→ **REQUIRED ACTION**
Your answer should be the records, restated word for word.

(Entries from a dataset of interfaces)
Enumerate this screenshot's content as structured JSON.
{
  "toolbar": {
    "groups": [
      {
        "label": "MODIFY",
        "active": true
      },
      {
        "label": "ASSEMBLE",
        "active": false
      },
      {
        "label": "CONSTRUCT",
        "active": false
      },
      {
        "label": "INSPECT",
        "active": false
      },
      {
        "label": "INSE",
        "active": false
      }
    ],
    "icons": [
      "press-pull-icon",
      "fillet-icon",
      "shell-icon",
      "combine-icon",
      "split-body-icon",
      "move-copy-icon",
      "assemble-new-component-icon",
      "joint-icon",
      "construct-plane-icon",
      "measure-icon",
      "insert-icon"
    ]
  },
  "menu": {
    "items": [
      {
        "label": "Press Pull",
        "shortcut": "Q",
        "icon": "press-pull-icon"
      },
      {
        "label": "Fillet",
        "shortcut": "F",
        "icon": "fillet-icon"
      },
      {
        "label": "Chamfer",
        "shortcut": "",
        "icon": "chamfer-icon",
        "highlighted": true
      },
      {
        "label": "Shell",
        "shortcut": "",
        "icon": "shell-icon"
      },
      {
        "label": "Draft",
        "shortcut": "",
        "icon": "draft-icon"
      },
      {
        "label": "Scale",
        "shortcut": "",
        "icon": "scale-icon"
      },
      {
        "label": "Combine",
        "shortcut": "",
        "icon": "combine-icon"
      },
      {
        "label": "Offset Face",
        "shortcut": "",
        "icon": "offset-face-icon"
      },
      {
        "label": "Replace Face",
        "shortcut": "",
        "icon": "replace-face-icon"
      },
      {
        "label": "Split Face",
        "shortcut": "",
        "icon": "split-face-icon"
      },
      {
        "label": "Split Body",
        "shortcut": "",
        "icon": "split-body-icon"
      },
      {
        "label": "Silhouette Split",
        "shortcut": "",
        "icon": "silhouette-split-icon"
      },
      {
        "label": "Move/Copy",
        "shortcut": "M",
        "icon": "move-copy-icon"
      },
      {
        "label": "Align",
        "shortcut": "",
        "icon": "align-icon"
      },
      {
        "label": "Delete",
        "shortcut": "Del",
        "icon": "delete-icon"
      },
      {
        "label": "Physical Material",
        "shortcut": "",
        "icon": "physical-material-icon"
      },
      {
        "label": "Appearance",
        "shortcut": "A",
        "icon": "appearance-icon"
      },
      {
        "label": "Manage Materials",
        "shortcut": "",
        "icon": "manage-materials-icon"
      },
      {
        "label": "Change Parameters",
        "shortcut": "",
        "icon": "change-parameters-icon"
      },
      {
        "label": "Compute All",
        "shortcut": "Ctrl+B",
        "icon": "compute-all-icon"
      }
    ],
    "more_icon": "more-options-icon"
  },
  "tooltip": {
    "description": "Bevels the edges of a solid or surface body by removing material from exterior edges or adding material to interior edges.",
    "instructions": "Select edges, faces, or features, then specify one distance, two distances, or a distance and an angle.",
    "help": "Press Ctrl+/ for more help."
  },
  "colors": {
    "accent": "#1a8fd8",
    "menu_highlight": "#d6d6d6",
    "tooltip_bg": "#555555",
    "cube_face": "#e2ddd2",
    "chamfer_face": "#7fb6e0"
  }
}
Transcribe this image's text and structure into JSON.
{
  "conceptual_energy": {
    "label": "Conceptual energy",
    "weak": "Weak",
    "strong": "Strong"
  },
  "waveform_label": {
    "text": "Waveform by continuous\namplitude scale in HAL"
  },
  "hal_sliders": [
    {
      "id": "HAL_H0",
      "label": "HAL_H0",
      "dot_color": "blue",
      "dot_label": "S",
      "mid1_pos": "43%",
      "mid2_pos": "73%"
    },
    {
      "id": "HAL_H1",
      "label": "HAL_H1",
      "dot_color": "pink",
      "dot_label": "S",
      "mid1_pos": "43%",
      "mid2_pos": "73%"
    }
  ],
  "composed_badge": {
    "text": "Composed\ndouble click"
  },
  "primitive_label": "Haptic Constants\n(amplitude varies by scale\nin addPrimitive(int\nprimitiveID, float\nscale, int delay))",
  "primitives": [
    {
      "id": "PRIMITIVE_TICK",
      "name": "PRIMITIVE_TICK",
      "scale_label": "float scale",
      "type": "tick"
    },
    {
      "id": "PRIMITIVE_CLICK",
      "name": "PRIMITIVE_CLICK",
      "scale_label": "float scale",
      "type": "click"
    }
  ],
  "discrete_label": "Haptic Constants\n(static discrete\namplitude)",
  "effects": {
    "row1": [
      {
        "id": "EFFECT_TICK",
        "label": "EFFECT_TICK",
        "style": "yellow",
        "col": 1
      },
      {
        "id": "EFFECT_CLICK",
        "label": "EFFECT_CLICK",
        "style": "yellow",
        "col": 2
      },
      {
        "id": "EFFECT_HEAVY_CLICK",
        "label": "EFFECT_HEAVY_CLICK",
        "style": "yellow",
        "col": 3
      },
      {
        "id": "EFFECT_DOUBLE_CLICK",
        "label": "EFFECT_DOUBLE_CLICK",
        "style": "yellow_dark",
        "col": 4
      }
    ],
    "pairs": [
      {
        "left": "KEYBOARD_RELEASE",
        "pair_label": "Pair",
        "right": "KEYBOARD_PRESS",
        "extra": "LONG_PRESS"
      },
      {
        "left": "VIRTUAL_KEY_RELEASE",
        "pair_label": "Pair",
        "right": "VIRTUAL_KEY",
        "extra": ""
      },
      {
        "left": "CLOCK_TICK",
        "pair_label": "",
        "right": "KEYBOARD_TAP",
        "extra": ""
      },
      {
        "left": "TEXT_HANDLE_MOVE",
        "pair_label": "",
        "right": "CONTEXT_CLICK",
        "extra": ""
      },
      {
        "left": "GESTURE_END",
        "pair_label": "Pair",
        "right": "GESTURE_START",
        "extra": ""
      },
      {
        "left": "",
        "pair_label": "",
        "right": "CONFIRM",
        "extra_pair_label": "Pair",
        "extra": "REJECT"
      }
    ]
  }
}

→ **ANSWER FOR THIS EXERCISE**
Enumerate this screenshot's content as structured JSON.
{
  "toolbar": {
    "groups": [
      {
        "label": "MODIFY",
        "active": true
      },
      {
        "label": "ASSEMBLE",
        "active": false
      },
      {
        "label": "CONSTRUCT",
        "active": false
      },
      {
        "label": "INSPECT",
        "active": false
      },
      {
        "label": "INSE",
        "active": false
      }
    ],
    "icons": [
      "press-pull-icon",
      "fillet-icon",
      "shell-icon",
      "combine-icon",
      "split-body-icon",
      "move-copy-icon",
      "assemble-new-component-icon",
      "joint-icon",
      "construct-plane-icon",
      "measure-icon",
      "insert-icon"
    ]
  },
  "menu": {
    "items": [
      {
        "label": "Press Pull",
        "shortcut": "Q",
        "icon": "press-pull-icon"
      },
      {
        "label": "Fillet",
        "shortcut": "F",
        "icon": "fillet-icon"
      },
      {
        "label": "Chamfer",
        "shortcut": "",
        "icon": "chamfer-icon",
        "highlighted": true
      },
      {
        "label": "Shell",
        "shortcut": "",
        "icon": "shell-icon"
      },
      {
        "label": "Draft",
        "shortcut": "",
        "icon": "draft-icon"
      },
      {
        "label": "Scale",
        "shortcut": "",
        "icon": "scale-icon"
      },
      {
        "label": "Combine",
        "shortcut": "",
        "icon": "combine-icon"
      },
      {
        "label": "Offset Face",
        "shortcut": "",
        "icon": "offset-face-icon"
      },
      {
        "label": "Replace Face",
        "shortcut": "",
        "icon": "replace-face-icon"
      },
      {
        "label": "Split Face",
        "shortcut": "",
        "icon": "split-face-icon"
      },
      {
        "label": "Split Body",
        "shortcut": "",
        "icon": "split-body-icon"
      },
      {
        "label": "Silhouette Split",
        "shortcut": "",
        "icon": "silhouette-split-icon"
      },
      {
        "label": "Move/Copy",
        "shortcut": "M",
        "icon": "move-copy-icon"
      },
      {
        "label": "Align",
        "shortcut": "",
        "icon": "align-icon"
      },
      {
        "label": "Delete",
        "shortcut": "Del",
        "icon": "delete-icon"
      },
      {
        "label": "Physical Material",
        "shortcut": "",
        "icon": "physical-material-icon"
      },
      {
        "label": "Appearance",
        "shortcut": "A",
        "icon": "appearance-icon"
      },
      {
        "label": "Manage Materials",
        "shortcut": "",
        "icon": "manage-materials-icon"
      },
      {
        "label": "Change Parameters",
        "shortcut": "",
        "icon": "change-parameters-icon"
      },
      {
        "label": "Compute All",
        "shortcut": "Ctrl+B",
        "icon": "compute-all-icon"
      }
    ],
    "more_icon": "more-options-icon"
  },
  "tooltip": {
    "description": "Bevels the edges of a solid or surface body by removing material from exterior edges or adding material to interior edges.",
    "instructions": "Select edges, faces, or features, then specify one distance, two distances, or a distance and an angle.",
    "help": "Press Ctrl+/ for more help."
  },
  "colors": {
    "accent": "#1a8fd8",
    "menu_highlight": "#d6d6d6",
    "tooltip_bg": "#555555",
    "cube_face": "#e2ddd2",
    "chamfer_face": "#7fb6e0"
  }
}
Transcribe this image's text and structure into JSON.
{
  "conceptual_energy": {
    "label": "Conceptual energy",
    "weak": "Weak",
    "strong": "Strong"
  },
  "waveform_label": {
    "text": "Waveform by continuous\namplitude scale in HAL"
  },
  "hal_sliders": [
    {
      "id": "HAL_H0",
      "label": "HAL_H0",
      "dot_color": "blue",
      "dot_label": "S",
      "mid1_pos": "43%",
      "mid2_pos": "73%"
    },
    {
      "id": "HAL_H1",
      "label": "HAL_H1",
      "dot_color": "pink",
      "dot_label": "S",
      "mid1_pos": "43%",
      "mid2_pos": "73%"
    }
  ],
  "composed_badge": {
    "text": "Composed\ndouble click"
  },
  "primitive_label": "Haptic Constants\n(amplitude varies by scale\nin addPrimitive(int\nprimitiveID, float\nscale, int delay))",
  "primitives": [
    {
      "id": "PRIMITIVE_TICK",
      "name": "PRIMITIVE_TICK",
      "scale_label": "float scale",
      "type": "tick"
    },
    {
      "id": "PRIMITIVE_CLICK",
      "name": "PRIMITIVE_CLICK",
      "scale_label": "float scale",
      "type": "click"
    }
  ],
  "discrete_label": "Haptic Constants\n(static discrete\namplitude)",
  "effects": {
    "row1": [
      {
        "id": "EFFECT_TICK",
        "label": "EFFECT_TICK",
        "style": "yellow",
        "col": 1
      },
      {
        "id": "EFFECT_CLICK",
        "label": "EFFECT_CLICK",
        "style": "yellow",
        "col": 2
      },
      {
        "id": "EFFECT_HEAVY_CLICK",
        "label": "EFFECT_HEAVY_CLICK",
        "style": "yellow",
        "col": 3
      },
      {
        "id": "EFFECT_DOUBLE_CLICK",
        "label": "EFFECT_DOUBLE_CLICK",
        "style": "yellow_dark",
        "col": 4
      }
    ],
    "pairs": [
      {
        "left": "KEYBOARD_RELEASE",
        "pair_label": "Pair",
        "right": "KEYBOARD_PRESS",
        "extra": "LONG_PRESS"
      },
      {
        "left": "VIRTUAL_KEY_RELEASE",
        "pair_label": "Pair",
        "right": "VIRTUAL_KEY",
        "extra": ""
      },
      {
        "left": "CLOCK_TICK",
        "pair_label": "",
        "right": "KEYBOARD_TAP",
        "extra": ""
      },
      {
        "left": "TEXT_HANDLE_MOVE",
        "pair_label": "",
        "right": "CONTEXT_CLICK",
        "extra": ""
      },
      {
        "left": "GESTURE_END",
        "pair_label": "Pair",
        "right": "GESTURE_START",
        "extra": ""
      },
      {
        "left": "",
        "pair_label": "",
        "right": "CONFIRM",
        "extra_pair_label": "Pair",
        "extra": "REJECT"
      }
    ]
  }
}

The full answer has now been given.